[Exercise prompt]
Look through the lines below; wherever the word "Documents" appears, copy that line.

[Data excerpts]
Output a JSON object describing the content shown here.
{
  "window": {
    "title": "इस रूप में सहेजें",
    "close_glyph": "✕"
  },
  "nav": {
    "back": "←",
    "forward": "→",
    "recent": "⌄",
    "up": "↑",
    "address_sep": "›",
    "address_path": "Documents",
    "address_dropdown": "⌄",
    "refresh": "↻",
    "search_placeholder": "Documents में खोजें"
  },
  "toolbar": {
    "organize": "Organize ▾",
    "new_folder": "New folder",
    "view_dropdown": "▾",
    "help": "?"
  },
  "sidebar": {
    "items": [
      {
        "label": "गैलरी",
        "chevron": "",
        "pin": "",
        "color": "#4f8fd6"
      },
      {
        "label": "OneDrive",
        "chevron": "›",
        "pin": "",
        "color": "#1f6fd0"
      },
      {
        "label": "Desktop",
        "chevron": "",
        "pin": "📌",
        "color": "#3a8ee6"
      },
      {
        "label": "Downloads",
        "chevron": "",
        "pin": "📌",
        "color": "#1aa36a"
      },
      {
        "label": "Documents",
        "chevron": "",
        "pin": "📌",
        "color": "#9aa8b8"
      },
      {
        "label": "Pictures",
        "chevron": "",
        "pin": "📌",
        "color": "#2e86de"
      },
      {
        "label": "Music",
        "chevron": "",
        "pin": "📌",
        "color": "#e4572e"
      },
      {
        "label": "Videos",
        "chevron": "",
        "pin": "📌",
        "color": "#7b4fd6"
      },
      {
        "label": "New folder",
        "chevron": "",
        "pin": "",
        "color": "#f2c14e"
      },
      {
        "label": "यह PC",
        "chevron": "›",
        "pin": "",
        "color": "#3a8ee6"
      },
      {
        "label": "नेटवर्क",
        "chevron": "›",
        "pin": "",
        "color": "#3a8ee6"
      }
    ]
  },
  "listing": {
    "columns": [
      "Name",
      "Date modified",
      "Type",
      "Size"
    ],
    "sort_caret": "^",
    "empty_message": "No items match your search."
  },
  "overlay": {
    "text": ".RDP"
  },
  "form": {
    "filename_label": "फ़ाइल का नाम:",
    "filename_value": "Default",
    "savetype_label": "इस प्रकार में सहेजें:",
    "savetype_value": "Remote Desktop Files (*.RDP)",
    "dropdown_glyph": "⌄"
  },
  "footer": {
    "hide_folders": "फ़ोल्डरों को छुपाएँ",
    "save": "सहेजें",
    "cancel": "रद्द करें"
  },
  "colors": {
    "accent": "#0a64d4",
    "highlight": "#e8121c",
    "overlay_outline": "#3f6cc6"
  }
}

[The completed task]
    "address_path": "Documents",
    "search_placeholder": "Documents में खोजें"
        "label": "Documents",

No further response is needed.